msg:4298525
 9:25 pm on Apr 15, 2011 (gmt 0)

>>>I know you don't want ads to be the reason, but after checking all the sites on the list (and not just the home pages) ads are what scream out at you. However most of the ads are animated - thus very distracting. It's like revisiting the world of websites of the 90s with their animated gifs.

It's not about what I or anyone else wants. Really that's not constructive.

There seems to be a dedicated group of people who just run into every thread and shout "ADS!" without any evidence to back their claim up.

Those who are doing actual analysis in this thread like calculating content versus non-content space are accomplishing something. This constant "oh it's ads!" cry is getting a little tiresome.

It's unproductive.

Let's take the two examples we've looked at so far, to show just how unproductive and pointless this excercise is:

blogcritics.org
cinemablend.com

Now compare their ads to other sites in their area which were NOT hit by Panda.

comingsoon.net
joblo.com
slashfilm.com
darkhorizons.com

You will see that they're all running pretty much the exact same ads.

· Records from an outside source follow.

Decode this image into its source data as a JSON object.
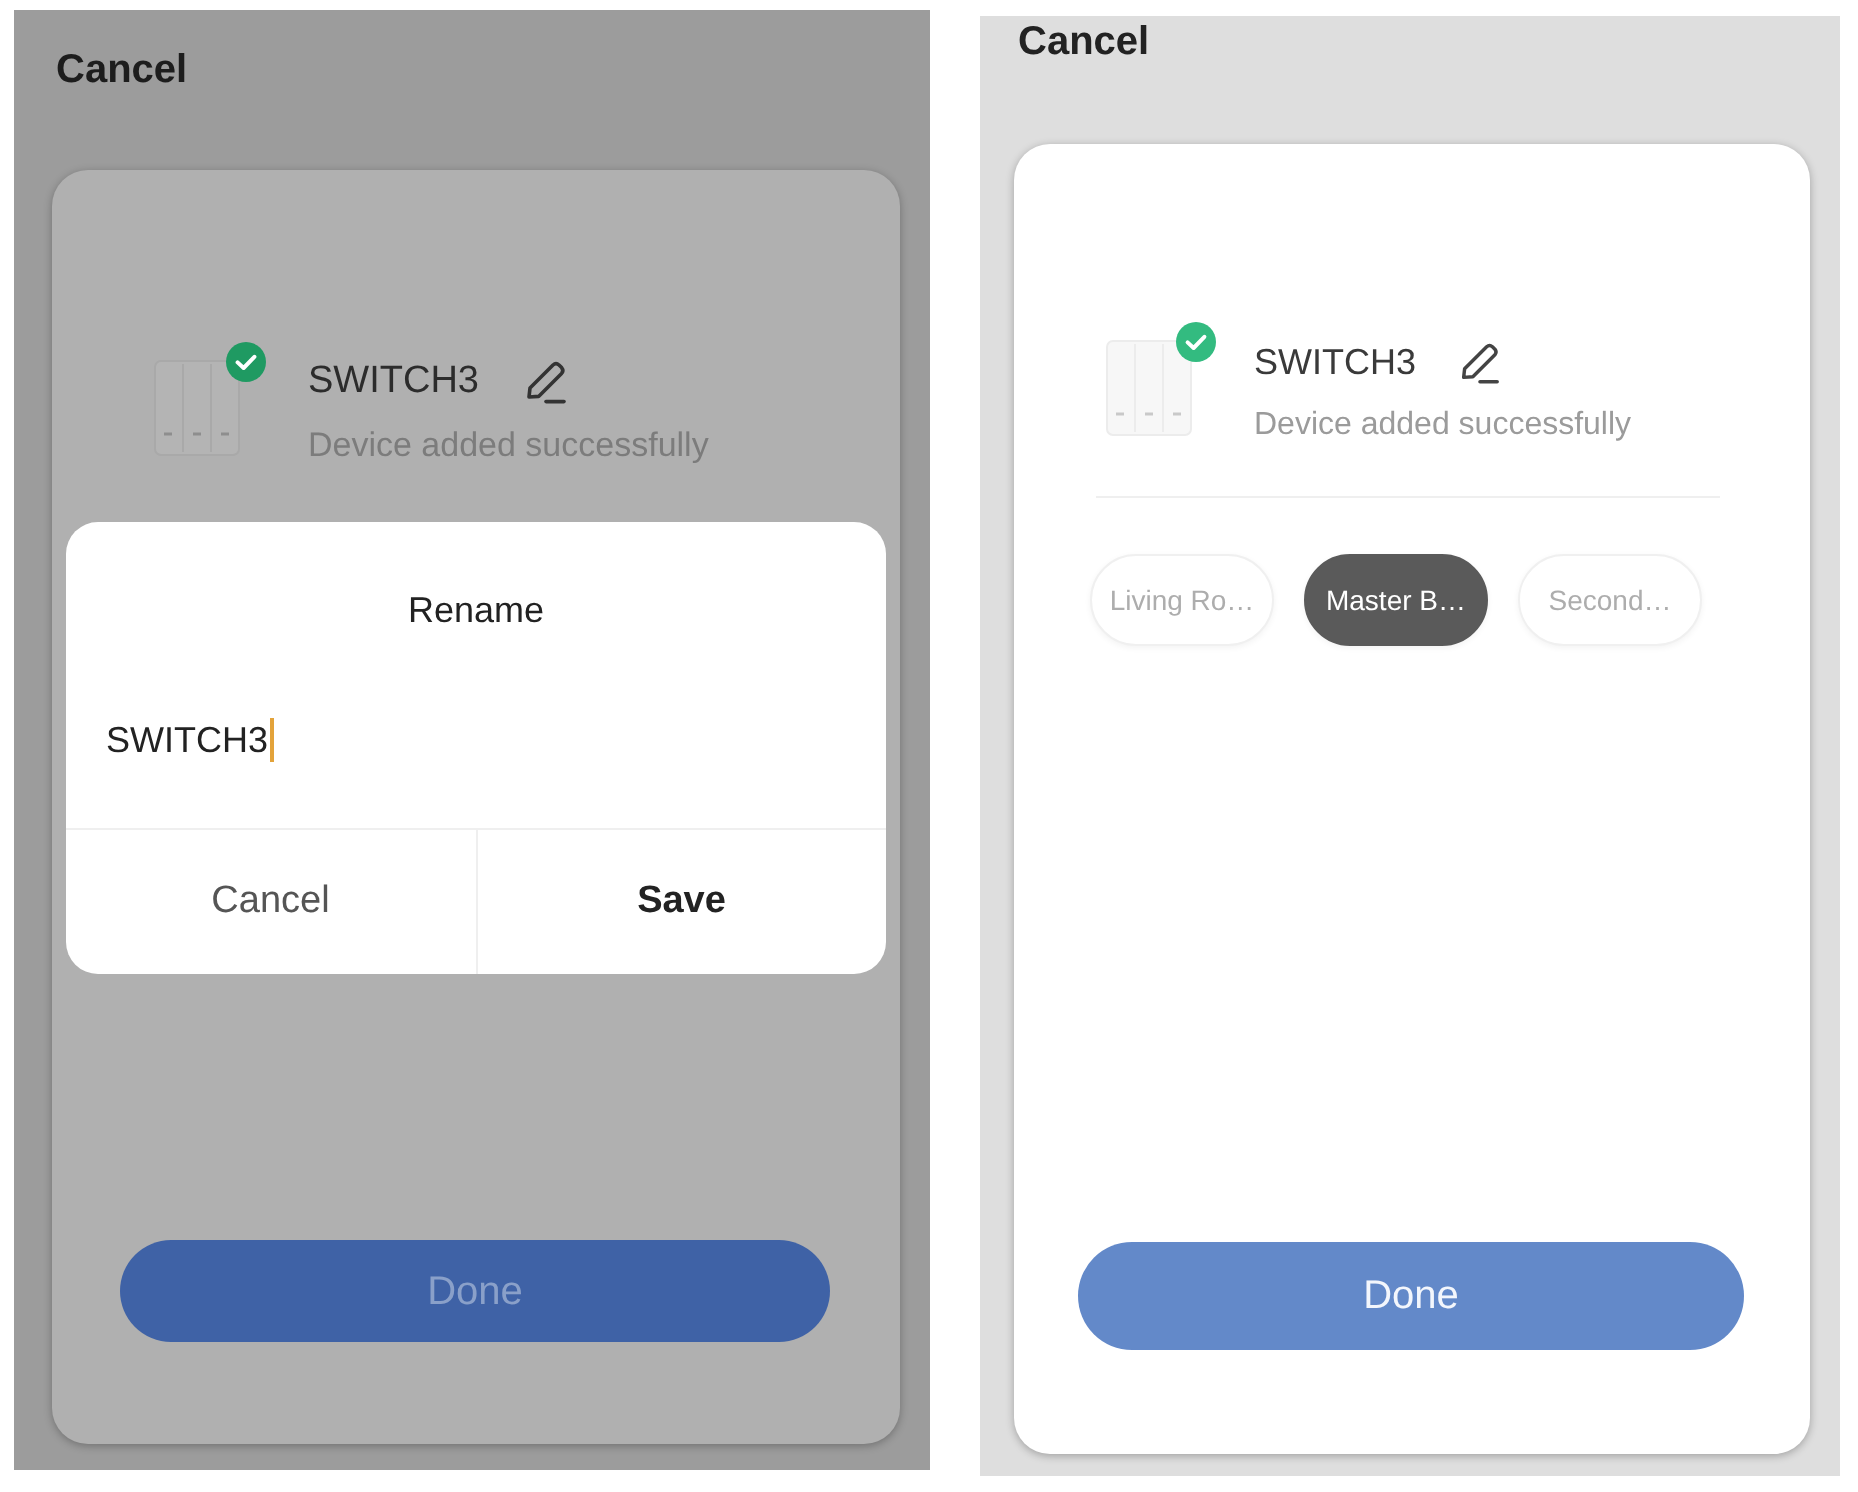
{
  "screens": [
    {
      "dimmed": true,
      "cancel": "Cancel",
      "device": {
        "name": "SWITCH3",
        "status": "Device added successfully"
      },
      "rename_dialog": {
        "title": "Rename",
        "field_value": "SWITCH3",
        "buttons": [
          {
            "label": "Cancel",
            "kind": "cancel"
          },
          {
            "label": "Save",
            "kind": "confirm"
          }
        ]
      },
      "done": "Done"
    },
    {
      "dimmed": false,
      "cancel": "Cancel",
      "device": {
        "name": "SWITCH3",
        "status": "Device added successfully"
      },
      "rooms": [
        {
          "label": "Living Ro…",
          "selected": false
        },
        {
          "label": "Master B…",
          "selected": true
        },
        {
          "label": "Second…",
          "selected": false
        }
      ],
      "done": "Done"
    }
  ]
}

In fact if you view source, you can tell that some of them are even using the EXACT SAME ad providers.

So how can so many continue to sit here screaming "it's all ads!" when the affected sites aren't using ads any differently than the non-affected sites?

What's far more productive and far more relevant is to consider the ratio of content to non-content areas on the affected sites. And to only consider that as ONE POSSIBLE FACTOR. There will and must be multiple factors.

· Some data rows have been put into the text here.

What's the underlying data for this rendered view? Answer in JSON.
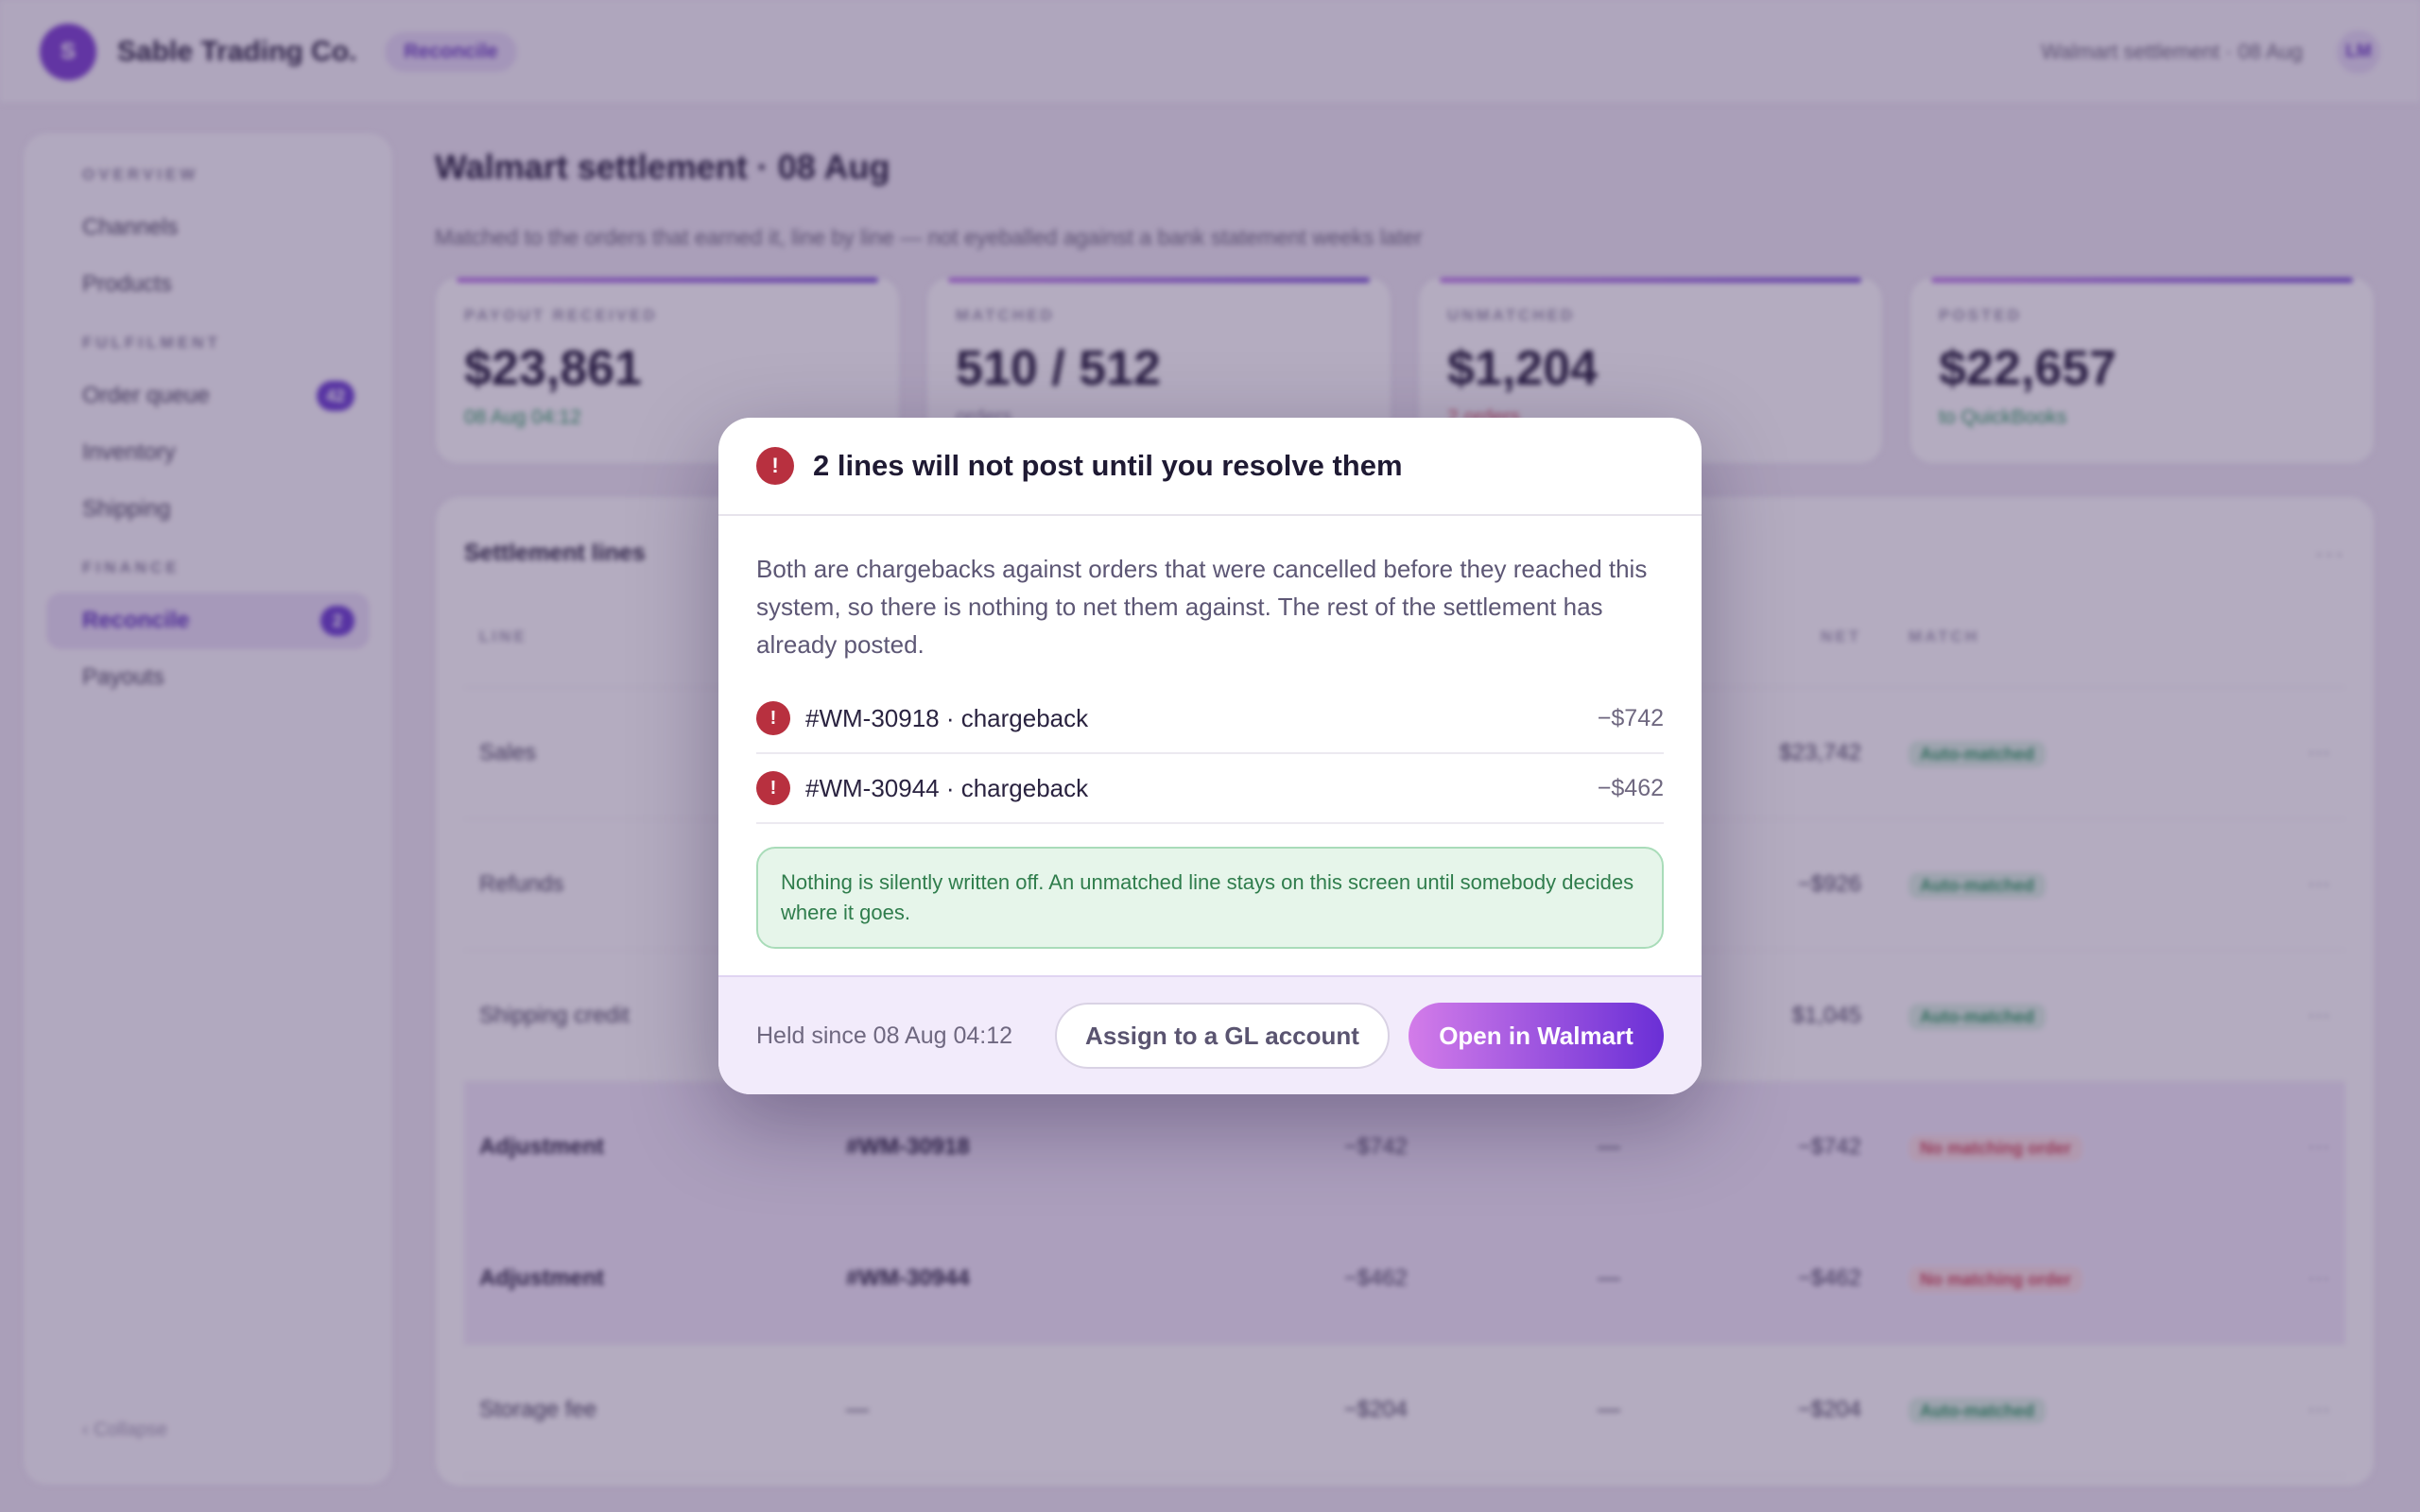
{
  "topbar": {
    "logo_letter": "S",
    "brand": "Sable Trading Co.",
    "section_tag": "Reconcile",
    "breadcrumb": "Walmart settlement · 08 Aug",
    "user_initials": "LM"
  },
  "sidebar": {
    "groups": [
      {
        "label": "OVERVIEW",
        "items": [
          {
            "label": "Channels"
          },
          {
            "label": "Products"
          }
        ]
      },
      {
        "label": "FULFILMENT",
        "items": [
          {
            "label": "Order queue",
            "badge": "42"
          },
          {
            "label": "Inventory"
          },
          {
            "label": "Shipping"
          }
        ]
      },
      {
        "label": "FINANCE",
        "items": [
          {
            "label": "Reconcile",
            "badge": "2",
            "active": true
          },
          {
            "label": "Payouts"
          }
        ]
      }
    ],
    "collapse_label": "‹ Collapse"
  },
  "main": {
    "title": "Walmart settlement · 08 Aug",
    "subtitle": "Matched to the orders that earned it, line by line — not eyeballed against a bank statement weeks later"
  },
  "stats": [
    {
      "label": "PAYOUT RECEIVED",
      "value": "$23,861",
      "note": "08 Aug 04:12"
    },
    {
      "label": "MATCHED",
      "value": "510 / 512",
      "note": "orders"
    },
    {
      "label": "UNMATCHED",
      "value": "$1,204",
      "note": "2 orders"
    },
    {
      "label": "POSTED",
      "value": "$22,657",
      "note": "to QuickBooks"
    }
  ],
  "settlement": {
    "title": "Settlement lines",
    "columns": {
      "line": "LINE",
      "net": "NET",
      "match": "MATCH"
    },
    "rows": [
      {
        "line": "Sales",
        "order": "",
        "amount": "",
        "fee": "",
        "net": "$23,742",
        "match": "Auto-matched"
      },
      {
        "line": "Refunds",
        "order": "",
        "amount": "",
        "fee": "",
        "net": "−$926",
        "match": "Auto-matched"
      },
      {
        "line": "Shipping credit",
        "order": "",
        "amount": "",
        "fee": "",
        "net": "$1,045",
        "match": "Auto-matched"
      },
      {
        "line": "Adjustment",
        "order": "#WM-30918",
        "amount": "−$742",
        "fee": "—",
        "net": "−$742",
        "match": "No matching order"
      },
      {
        "line": "Adjustment",
        "order": "#WM-30944",
        "amount": "−$462",
        "fee": "—",
        "net": "−$462",
        "match": "No matching order"
      },
      {
        "line": "Storage fee",
        "order": "—",
        "amount": "−$204",
        "fee": "—",
        "net": "−$204",
        "match": "Auto-matched"
      }
    ]
  },
  "modal": {
    "icon": "!",
    "title": "2 lines will not post until you resolve them",
    "description": "Both are chargebacks against orders that were cancelled before they reached this system, so there is nothing to net them against. The rest of the settlement has already posted.",
    "issues": [
      {
        "label": "#WM-30918 · chargeback",
        "amount": "−$742"
      },
      {
        "label": "#WM-30944 · chargeback",
        "amount": "−$462"
      }
    ],
    "note": "Nothing is silently written off. An unmatched line stays on this screen until somebody decides where it goes.",
    "held_since": "Held since 08 Aug 04:12",
    "secondary_button": "Assign to a GL account",
    "primary_button": "Open in Walmart"
  }
}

Panda isn't the "penalize people for having ads on their site" algorithm and the sooner we all give up that notion the more likely it is we'll finally make some progress in figuring out what's going on.

walkman




msg:4298546
 9:49 pm on Apr 15, 2011 (gmt 0)


You will see that they're all running pretty much the exact same ads. In fact if you view source, you can tell that some of them are even using the EXACT SAME ad providers.

So how can so many continue to sit here screaming "it's all ads!" when the affected sites aren't using ads any differently than the non-affected sites?


Who said it's all ads? Maybe ads were the deciding factor on a borderline case while not matering on another? For many people it's worth removing adsense so the site recovers (or at least try to see if that's it). Don't take my word for it, just ask Google search why they asked to rate sites by the amount and positioning of ads sites had. Why are we off base?

There was an engineer who came up with a rigorous set of questions, everything from. "Do you consider this site to be authoritative? Would it be okay if this was in a magazine? Does this site have excessive ads?"

Shatner




msg:4298563
 10:05 pm on Apr 15, 2011 (gmt 0)

@walkman What I'm saying is that it's not the only factor, if it even is a factor.

When 500 people have already screamed "it's all ads" I think we can move on to looking at something else. For instance, content to non-content ratio.

Address my example. If ads really are such a huge factor, why are sites running precisely the same ads as the affected sites not Pandalized?

It's just not logical.

BillyS




msg:4298627
 11:24 pm on Apr 15, 2011 (gmt 0)

I did a calculation for cinemablend.com...

Area of Page = 1,775
Area of Content = 136
% Content = 7.7%

Shatner




msg:4298705
 1:31 am on Apr 16, 2011 (gmt 0)

Awesome Billy. As you do that for more of those sites, we'll compare them all against each other. Maybe you can do the same for the winners list too? Then maybe we'll really know something.

Billy you're doing that calculation on interior, content pages not index pages right?

Whitey




msg:4298745
 3:12 am on Apr 16, 2011 (gmt 0)

There may be some offsite factors as well analysed here:

I'm just reporting a phenonomen that might provide a clue on the quality signals.[webmasterworld.com ]

This 337 message thread spans 12 pages: < < 337 ( 1 2 [3] 4 5 6 7 8 9 10 11 ... 12 > >
Global Options:
 top home search open messages active posts  
 

Home / Forums Index / Google / Google SEO News and Discussion
rss feed

All trademarks and copyrights held by respective owners. Member comments are owned by the poster.
Home ¦ Free Tools ¦ Terms of Service ¦ Privacy Policy ¦ Report Problem ¦ About ¦ Library ¦ Newsletter
WebmasterWorld is a Developer Shed Community owned by Jim Boykin.
© Webmaster World 1996-2014 all rights reserved